Items from an interface collection:
::::::
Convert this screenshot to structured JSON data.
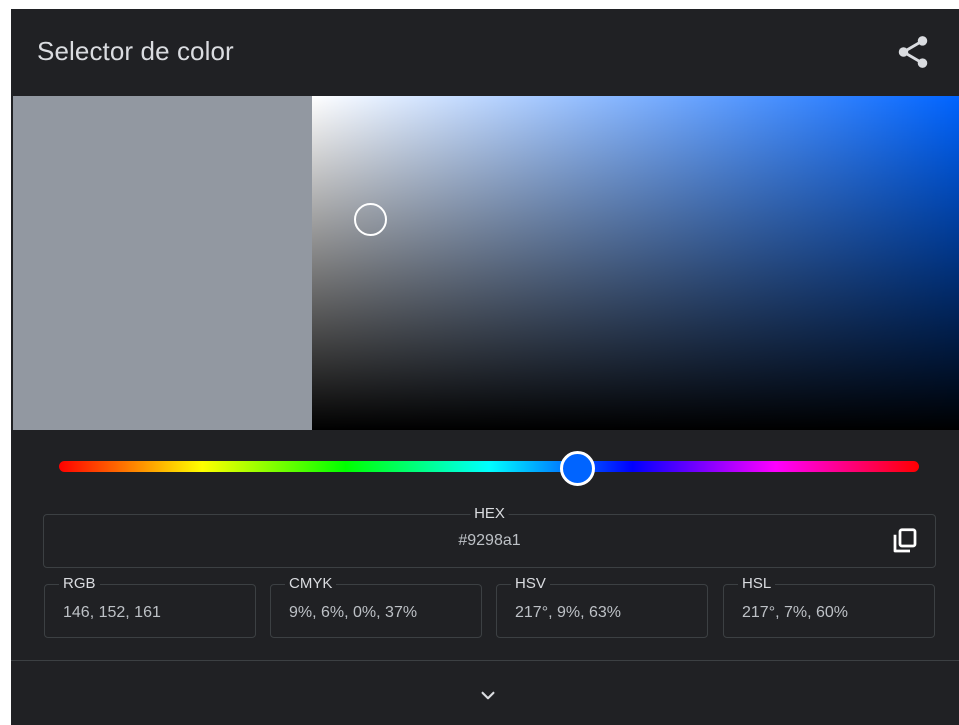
{
  "header": {
    "title": "Selector de color",
    "share_icon": "share-icon"
  },
  "picker": {
    "selected_color": "#9298a1",
    "hue_color": "#0064ff",
    "hue_degrees": 217,
    "saturation_value_marker": {
      "saturation": 9,
      "value": 63
    }
  },
  "hex": {
    "label": "HEX",
    "value": "#9298a1",
    "copy_icon": "copy-icon"
  },
  "formats": [
    {
      "label": "RGB",
      "value": "146, 152, 161"
    },
    {
      "label": "CMYK",
      "value": "9%, 6%, 0%, 37%"
    },
    {
      "label": "HSV",
      "value": "217°, 9%, 63%"
    },
    {
      "label": "HSL",
      "value": "217°, 7%, 60%"
    }
  ],
  "footer": {
    "expand_icon": "chevron-down-icon"
  }
}
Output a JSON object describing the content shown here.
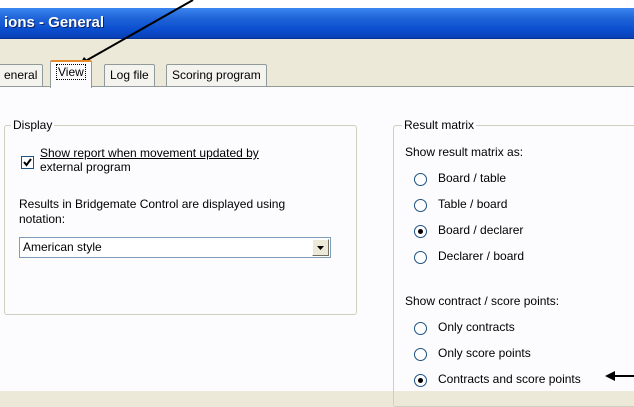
{
  "window": {
    "title": "ions - General"
  },
  "tabs": [
    {
      "label": "eneral",
      "active": false
    },
    {
      "label": "View",
      "active": true
    },
    {
      "label": "Log file",
      "active": false
    },
    {
      "label": "Scoring program",
      "active": false
    }
  ],
  "display_group": {
    "title": "Display",
    "show_report": {
      "line1": "Show report when movement updated by",
      "line2": "external program",
      "checked": true
    },
    "notation_label_line1": "Results in Bridgemate Control are displayed using",
    "notation_label_line2": "notation:",
    "notation_select_value": "American style"
  },
  "result_group": {
    "title": "Result matrix",
    "show_as_label": "Show result matrix as:",
    "matrix_options": [
      {
        "label": "Board / table",
        "checked": false
      },
      {
        "label": "Table / board",
        "checked": false
      },
      {
        "label": "Board / declarer",
        "checked": true
      },
      {
        "label": "Declarer / board",
        "checked": false
      }
    ],
    "contract_label": "Show contract / score points:",
    "contract_options": [
      {
        "label": "Only contracts",
        "checked": false
      },
      {
        "label": "Only score points",
        "checked": false
      },
      {
        "label": "Contracts and score points",
        "checked": true
      }
    ]
  },
  "colors": {
    "titlebar": "#0b4fd0",
    "active_tab_accent": "#e68b2c",
    "radio_dot": "#000000"
  }
}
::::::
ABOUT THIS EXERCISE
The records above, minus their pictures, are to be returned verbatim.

COMPLETED EXERCISE
Convert this screenshot to structured JSON data.
{
  "header": {
    "title": "Selector de color",
    "share_icon": "share-icon"
  },
  "picker": {
    "selected_color": "#9298a1",
    "hue_color": "#0064ff",
    "hue_degrees": 217,
    "saturation_value_marker": {
      "saturation": 9,
      "value": 63
    }
  },
  "hex": {
    "label": "HEX",
    "value": "#9298a1",
    "copy_icon": "copy-icon"
  },
  "formats": [
    {
      "label": "RGB",
      "value": "146, 152, 161"
    },
    {
      "label": "CMYK",
      "value": "9%, 6%, 0%, 37%"
    },
    {
      "label": "HSV",
      "value": "217°, 9%, 63%"
    },
    {
      "label": "HSL",
      "value": "217°, 7%, 60%"
    }
  ],
  "footer": {
    "expand_icon": "chevron-down-icon"
  }
}
Output a JSON object describing the content shown here.
{
  "window": {
    "title": "ions - General"
  },
  "tabs": [
    {
      "label": "eneral",
      "active": false
    },
    {
      "label": "View",
      "active": true
    },
    {
      "label": "Log file",
      "active": false
    },
    {
      "label": "Scoring program",
      "active": false
    }
  ],
  "display_group": {
    "title": "Display",
    "show_report": {
      "line1": "Show report when movement updated by",
      "line2": "external program",
      "checked": true
    },
    "notation_label_line1": "Results in Bridgemate Control are displayed using",
    "notation_label_line2": "notation:",
    "notation_select_value": "American style"
  },
  "result_group": {
    "title": "Result matrix",
    "show_as_label": "Show result matrix as:",
    "matrix_options": [
      {
        "label": "Board / table",
        "checked": false
      },
      {
        "label": "Table / board",
        "checked": false
      },
      {
        "label": "Board / declarer",
        "checked": true
      },
      {
        "label": "Declarer / board",
        "checked": false
      }
    ],
    "contract_label": "Show contract / score points:",
    "contract_options": [
      {
        "label": "Only contracts",
        "checked": false
      },
      {
        "label": "Only score points",
        "checked": false
      },
      {
        "label": "Contracts and score points",
        "checked": true
      }
    ]
  },
  "colors": {
    "titlebar": "#0b4fd0",
    "active_tab_accent": "#e68b2c",
    "radio_dot": "#000000"
  }
}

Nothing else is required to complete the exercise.